Goal of the exercise
Check each line below for "limón" and give the count of those that have it, nothing else.

Recorded data
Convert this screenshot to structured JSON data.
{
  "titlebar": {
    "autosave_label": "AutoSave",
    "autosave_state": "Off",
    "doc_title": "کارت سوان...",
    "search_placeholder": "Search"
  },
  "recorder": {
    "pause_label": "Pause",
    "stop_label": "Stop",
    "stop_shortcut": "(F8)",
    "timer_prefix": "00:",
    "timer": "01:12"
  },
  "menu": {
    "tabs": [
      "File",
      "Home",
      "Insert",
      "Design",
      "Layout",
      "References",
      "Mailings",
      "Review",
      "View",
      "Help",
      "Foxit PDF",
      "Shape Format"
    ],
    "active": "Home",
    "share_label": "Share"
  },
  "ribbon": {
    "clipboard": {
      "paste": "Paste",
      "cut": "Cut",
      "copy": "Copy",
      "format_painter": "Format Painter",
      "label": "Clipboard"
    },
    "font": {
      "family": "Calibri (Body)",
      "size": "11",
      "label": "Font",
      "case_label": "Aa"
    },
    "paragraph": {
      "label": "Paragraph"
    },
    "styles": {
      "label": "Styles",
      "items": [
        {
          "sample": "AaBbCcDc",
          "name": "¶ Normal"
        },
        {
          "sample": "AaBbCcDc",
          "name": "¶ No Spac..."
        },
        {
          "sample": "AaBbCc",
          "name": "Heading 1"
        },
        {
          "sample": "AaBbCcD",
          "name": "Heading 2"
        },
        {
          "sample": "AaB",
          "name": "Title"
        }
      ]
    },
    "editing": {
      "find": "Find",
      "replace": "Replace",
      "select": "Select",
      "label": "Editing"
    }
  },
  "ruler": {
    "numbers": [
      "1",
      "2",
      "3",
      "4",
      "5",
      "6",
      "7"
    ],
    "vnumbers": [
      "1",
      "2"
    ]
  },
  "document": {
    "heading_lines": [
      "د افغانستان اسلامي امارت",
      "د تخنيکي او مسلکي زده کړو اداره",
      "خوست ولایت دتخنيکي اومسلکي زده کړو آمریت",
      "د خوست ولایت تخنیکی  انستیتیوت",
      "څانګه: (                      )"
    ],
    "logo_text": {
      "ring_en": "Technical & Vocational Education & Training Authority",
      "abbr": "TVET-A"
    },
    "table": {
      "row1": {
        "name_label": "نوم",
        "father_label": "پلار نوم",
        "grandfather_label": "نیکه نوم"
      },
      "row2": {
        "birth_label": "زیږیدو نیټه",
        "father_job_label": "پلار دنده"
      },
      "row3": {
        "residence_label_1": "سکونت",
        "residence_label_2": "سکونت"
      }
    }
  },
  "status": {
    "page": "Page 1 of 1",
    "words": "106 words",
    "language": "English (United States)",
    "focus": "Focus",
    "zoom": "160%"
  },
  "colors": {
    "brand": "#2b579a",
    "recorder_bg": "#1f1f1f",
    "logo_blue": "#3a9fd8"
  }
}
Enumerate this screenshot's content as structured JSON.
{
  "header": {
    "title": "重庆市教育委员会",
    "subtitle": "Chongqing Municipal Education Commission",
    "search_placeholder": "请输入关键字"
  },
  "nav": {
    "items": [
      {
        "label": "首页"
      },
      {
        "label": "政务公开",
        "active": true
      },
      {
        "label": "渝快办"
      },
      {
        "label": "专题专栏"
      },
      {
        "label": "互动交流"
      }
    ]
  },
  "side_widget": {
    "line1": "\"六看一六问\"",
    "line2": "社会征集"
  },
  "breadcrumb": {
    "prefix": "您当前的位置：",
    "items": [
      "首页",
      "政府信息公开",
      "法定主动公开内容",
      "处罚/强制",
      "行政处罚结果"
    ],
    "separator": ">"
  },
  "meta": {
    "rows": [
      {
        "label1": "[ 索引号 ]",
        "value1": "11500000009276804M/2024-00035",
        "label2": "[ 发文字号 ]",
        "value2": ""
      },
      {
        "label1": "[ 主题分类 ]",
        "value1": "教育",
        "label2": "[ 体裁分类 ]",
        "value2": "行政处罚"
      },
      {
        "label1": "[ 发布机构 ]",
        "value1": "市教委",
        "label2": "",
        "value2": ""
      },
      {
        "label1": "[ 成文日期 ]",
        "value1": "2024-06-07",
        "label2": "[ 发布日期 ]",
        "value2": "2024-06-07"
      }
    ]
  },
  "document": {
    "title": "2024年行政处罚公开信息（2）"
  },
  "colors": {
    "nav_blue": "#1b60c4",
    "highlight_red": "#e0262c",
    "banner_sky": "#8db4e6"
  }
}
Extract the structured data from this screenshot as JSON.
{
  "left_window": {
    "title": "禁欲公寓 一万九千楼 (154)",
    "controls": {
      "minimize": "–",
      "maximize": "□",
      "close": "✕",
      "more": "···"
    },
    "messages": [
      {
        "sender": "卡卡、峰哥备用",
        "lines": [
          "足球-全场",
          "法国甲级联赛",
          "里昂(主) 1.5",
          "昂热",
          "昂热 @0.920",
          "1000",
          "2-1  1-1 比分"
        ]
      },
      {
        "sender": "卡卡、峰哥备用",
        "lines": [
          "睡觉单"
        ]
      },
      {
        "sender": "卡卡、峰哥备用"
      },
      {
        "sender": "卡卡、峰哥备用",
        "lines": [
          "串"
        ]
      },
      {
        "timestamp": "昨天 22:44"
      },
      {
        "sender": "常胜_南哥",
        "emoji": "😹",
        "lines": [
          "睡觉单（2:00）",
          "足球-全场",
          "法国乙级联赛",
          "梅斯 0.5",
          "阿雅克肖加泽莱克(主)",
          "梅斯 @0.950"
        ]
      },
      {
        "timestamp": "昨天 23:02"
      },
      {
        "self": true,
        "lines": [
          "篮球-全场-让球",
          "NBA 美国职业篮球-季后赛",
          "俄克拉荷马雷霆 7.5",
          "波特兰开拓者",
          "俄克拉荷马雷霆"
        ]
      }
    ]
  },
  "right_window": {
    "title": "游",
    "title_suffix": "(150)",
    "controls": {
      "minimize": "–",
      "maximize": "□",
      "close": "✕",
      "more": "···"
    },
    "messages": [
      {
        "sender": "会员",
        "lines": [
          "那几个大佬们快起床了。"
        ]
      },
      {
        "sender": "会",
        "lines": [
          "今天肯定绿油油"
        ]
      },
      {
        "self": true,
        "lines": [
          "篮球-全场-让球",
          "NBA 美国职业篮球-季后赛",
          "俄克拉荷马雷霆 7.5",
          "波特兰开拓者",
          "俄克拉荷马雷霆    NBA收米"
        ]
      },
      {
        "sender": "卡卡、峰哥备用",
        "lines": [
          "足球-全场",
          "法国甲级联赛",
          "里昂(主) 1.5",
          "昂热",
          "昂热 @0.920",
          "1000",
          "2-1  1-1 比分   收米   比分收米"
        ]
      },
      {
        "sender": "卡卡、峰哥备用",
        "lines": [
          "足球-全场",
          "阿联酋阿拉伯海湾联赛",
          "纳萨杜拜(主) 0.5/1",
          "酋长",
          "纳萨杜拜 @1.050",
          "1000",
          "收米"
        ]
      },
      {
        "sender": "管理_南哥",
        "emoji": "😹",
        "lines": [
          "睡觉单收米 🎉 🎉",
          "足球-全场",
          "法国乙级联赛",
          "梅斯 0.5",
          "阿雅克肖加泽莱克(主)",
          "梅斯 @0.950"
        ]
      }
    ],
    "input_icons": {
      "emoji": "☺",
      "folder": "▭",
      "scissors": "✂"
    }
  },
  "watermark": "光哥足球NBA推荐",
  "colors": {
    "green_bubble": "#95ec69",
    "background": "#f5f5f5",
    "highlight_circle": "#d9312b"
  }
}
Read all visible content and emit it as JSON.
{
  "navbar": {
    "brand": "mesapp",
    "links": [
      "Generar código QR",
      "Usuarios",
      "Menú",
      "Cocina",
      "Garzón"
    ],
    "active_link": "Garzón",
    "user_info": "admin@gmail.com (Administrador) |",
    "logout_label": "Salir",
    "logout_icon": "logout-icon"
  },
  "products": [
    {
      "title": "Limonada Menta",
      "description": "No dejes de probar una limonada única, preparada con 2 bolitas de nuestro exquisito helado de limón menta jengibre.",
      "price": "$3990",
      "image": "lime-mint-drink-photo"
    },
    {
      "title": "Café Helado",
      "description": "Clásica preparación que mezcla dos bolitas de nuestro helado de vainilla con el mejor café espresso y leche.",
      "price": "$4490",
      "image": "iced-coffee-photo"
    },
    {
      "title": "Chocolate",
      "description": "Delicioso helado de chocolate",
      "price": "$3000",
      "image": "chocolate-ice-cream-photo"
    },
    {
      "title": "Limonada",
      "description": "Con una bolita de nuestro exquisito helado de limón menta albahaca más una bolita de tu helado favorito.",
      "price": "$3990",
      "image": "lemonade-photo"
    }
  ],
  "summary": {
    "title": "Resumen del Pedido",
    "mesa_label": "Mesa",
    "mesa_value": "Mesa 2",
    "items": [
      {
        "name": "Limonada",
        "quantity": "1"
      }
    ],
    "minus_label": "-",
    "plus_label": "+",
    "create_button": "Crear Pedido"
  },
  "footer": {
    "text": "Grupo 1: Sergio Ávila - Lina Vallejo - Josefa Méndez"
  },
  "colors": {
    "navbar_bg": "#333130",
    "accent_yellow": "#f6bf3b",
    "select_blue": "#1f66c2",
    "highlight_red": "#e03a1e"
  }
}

Result of this task
2